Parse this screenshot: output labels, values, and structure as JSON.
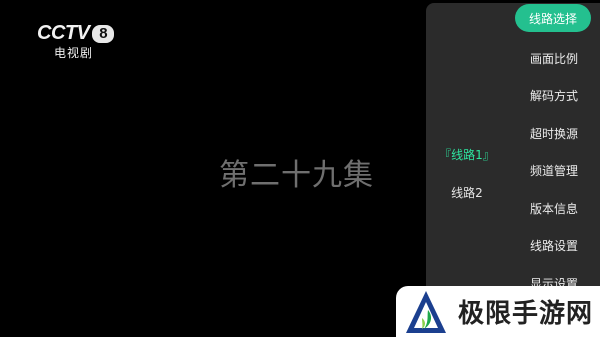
{
  "channel": {
    "name": "CCTV",
    "number": "8",
    "subtitle": "电视剧"
  },
  "episode_title": "第二十九集",
  "routes": [
    {
      "label": "『线路1』",
      "active": true
    },
    {
      "label": "线路2",
      "active": false
    }
  ],
  "menu": [
    {
      "label": "线路选择",
      "active": true
    },
    {
      "label": "画面比例",
      "active": false
    },
    {
      "label": "解码方式",
      "active": false
    },
    {
      "label": "超时换源",
      "active": false
    },
    {
      "label": "频道管理",
      "active": false
    },
    {
      "label": "版本信息",
      "active": false
    },
    {
      "label": "线路设置",
      "active": false
    },
    {
      "label": "显示设置",
      "active": false
    }
  ],
  "watermark": {
    "text": "极限手游网",
    "icon": "triangle-logo-icon"
  },
  "colors": {
    "accent": "#24c08f",
    "active_route": "#2ee6a0",
    "panel": "#2b2b2b",
    "episode_text": "#6f6f6f"
  }
}
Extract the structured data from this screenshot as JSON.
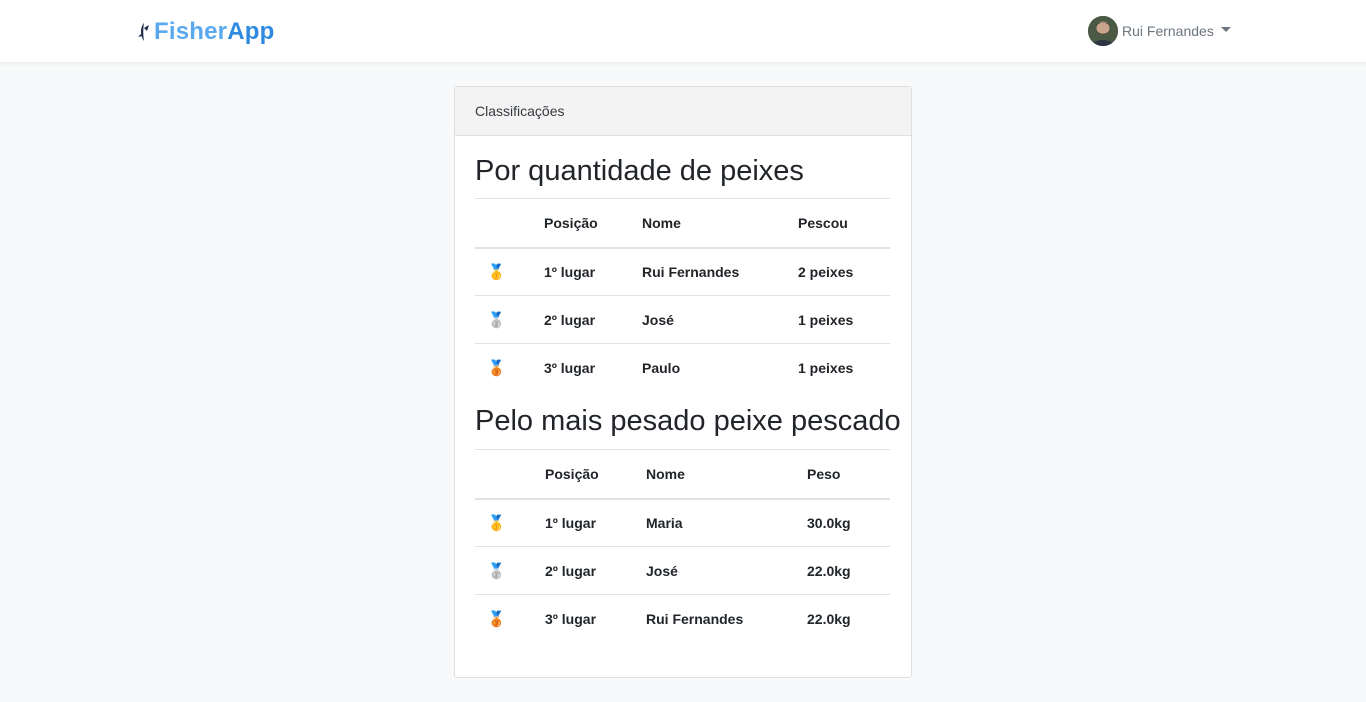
{
  "navbar": {
    "brand_part1": "Fisher",
    "brand_part2": "App",
    "user_name": "Rui Fernandes"
  },
  "card": {
    "header": "Classificações",
    "by_count": {
      "title": "Por quantidade de peixes",
      "columns": [
        "",
        "Posição",
        "Nome",
        "Pescou"
      ],
      "rows": [
        {
          "medal": "🥇",
          "position": "1º lugar",
          "name": "Rui Fernandes",
          "value": "2 peixes"
        },
        {
          "medal": "🥈",
          "position": "2º lugar",
          "name": "José",
          "value": "1 peixes"
        },
        {
          "medal": "🥉",
          "position": "3º lugar",
          "name": "Paulo",
          "value": "1 peixes"
        }
      ]
    },
    "by_weight": {
      "title": "Pelo mais pesado peixe pescado",
      "columns": [
        "",
        "Posição",
        "Nome",
        "Peso"
      ],
      "rows": [
        {
          "medal": "🥇",
          "position": "1º lugar",
          "name": "Maria",
          "value": "30.0kg"
        },
        {
          "medal": "🥈",
          "position": "2º lugar",
          "name": "José",
          "value": "22.0kg"
        },
        {
          "medal": "🥉",
          "position": "3º lugar",
          "name": "Rui Fernandes",
          "value": "22.0kg"
        }
      ]
    }
  },
  "colors": {
    "brand_light": "#5aa9ee",
    "brand_dark": "#2e8ae0",
    "page_bg": "#f8f9fa"
  },
  "icons": [
    "fish-icon",
    "user-avatar",
    "caret-down-icon",
    "gold-medal-icon",
    "silver-medal-icon",
    "bronze-medal-icon"
  ]
}
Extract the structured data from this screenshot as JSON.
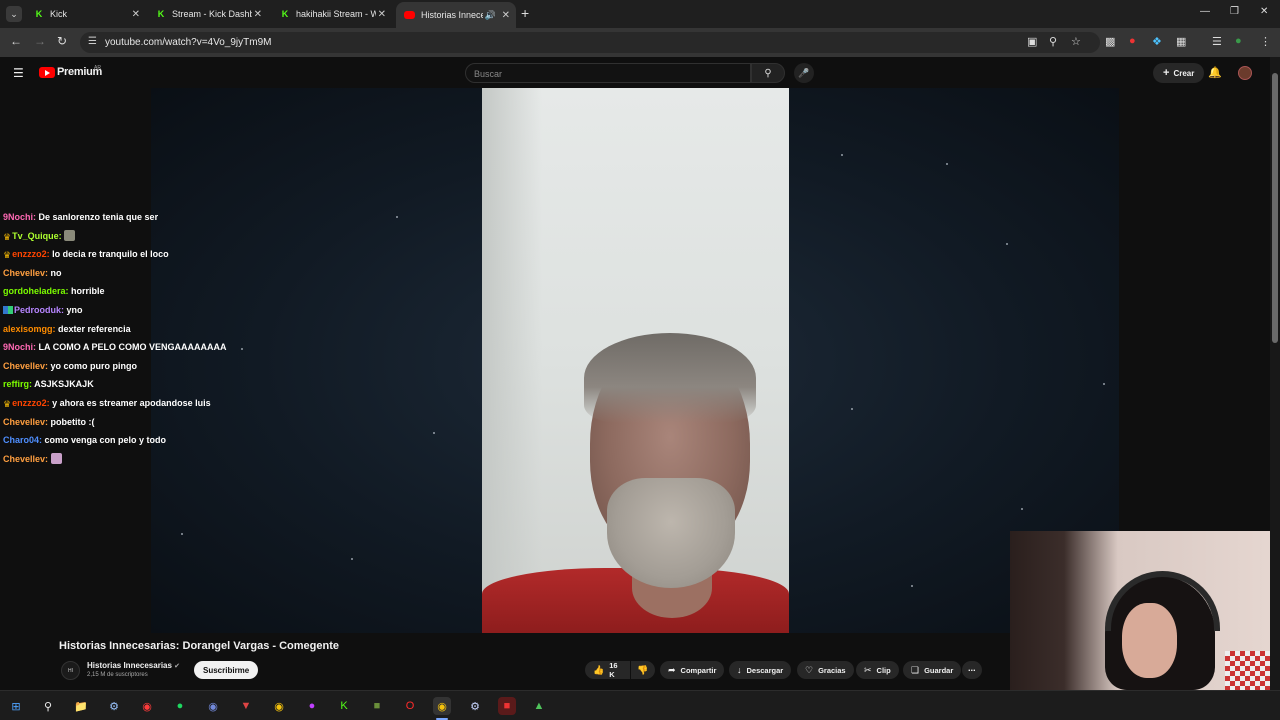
{
  "browser": {
    "tabs": [
      {
        "title": "Kick",
        "favicon": "kick-icon"
      },
      {
        "title": "Stream - Kick Dashbo",
        "favicon": "kick-icon"
      },
      {
        "title": "hakihakii Stream - W",
        "favicon": "kick-icon"
      },
      {
        "title": "Historias Innece",
        "favicon": "youtube-icon",
        "active": true,
        "audio": true
      }
    ],
    "url": "youtube.com/watch?v=4Vo_9jyTm9M"
  },
  "youtube": {
    "logo_text": "Premium",
    "country_code": "AR",
    "search_placeholder": "Buscar",
    "create_label": "Crear"
  },
  "chat": [
    {
      "user": "9Nochi:",
      "color": "#ff69b4",
      "text": "De sanlorenzo tenia que ser",
      "badge": ""
    },
    {
      "user": "Tv_Quique:",
      "color": "#adff2f",
      "text": "",
      "badge": "crown",
      "emote": true
    },
    {
      "user": "enzzzo2:",
      "color": "#ff4500",
      "text": "lo decia re tranquilo el loco",
      "badge": "crown"
    },
    {
      "user": "Chevellev:",
      "color": "#ff9f40",
      "text": "no",
      "badge": ""
    },
    {
      "user": "gordoheladera:",
      "color": "#7cfc00",
      "text": "horrible",
      "badge": ""
    },
    {
      "user": "Pedrooduk:",
      "color": "#b685ff",
      "text": "yno",
      "badge": "grid"
    },
    {
      "user": "alexisomgg:",
      "color": "#ff8c00",
      "text": "dexter referencia",
      "badge": ""
    },
    {
      "user": "9Nochi:",
      "color": "#ff69b4",
      "text": "LA COMO A PELO COMO VENGAAAAAAAA",
      "badge": ""
    },
    {
      "user": "Chevellev:",
      "color": "#ff9f40",
      "text": "yo como puro pingo",
      "badge": ""
    },
    {
      "user": "reffirg:",
      "color": "#7cfc00",
      "text": "ASJKSJKAJK",
      "badge": ""
    },
    {
      "user": "enzzzo2:",
      "color": "#ff4500",
      "text": "y ahora es streamer apodandose luis",
      "badge": "crown"
    },
    {
      "user": "Chevellev:",
      "color": "#ff9f40",
      "text": "pobetito :(",
      "badge": ""
    },
    {
      "user": "Charo04:",
      "color": "#4f8fff",
      "text": "como venga con pelo y todo",
      "badge": ""
    },
    {
      "user": "Chevellev:",
      "color": "#ff9f40",
      "text": "",
      "badge": "",
      "emote": true
    }
  ],
  "video": {
    "title": "Historias Innecesarias: Dorangel Vargas - Comegente",
    "channel": "Historias Innecesarias",
    "subscribers": "2,15 M de suscriptores",
    "subscribe_label": "Suscribirme",
    "likes": "16 K",
    "actions": {
      "share": "Compartir",
      "download": "Descargar",
      "thanks": "Gracias",
      "clip": "Clip",
      "save": "Guardar"
    }
  }
}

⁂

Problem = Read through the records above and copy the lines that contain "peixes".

Solved exercise =
      "title": "Por quantidade de peixes",
          "value": "2 peixes"
          "value": "1 peixes"
          "value": "1 peixes"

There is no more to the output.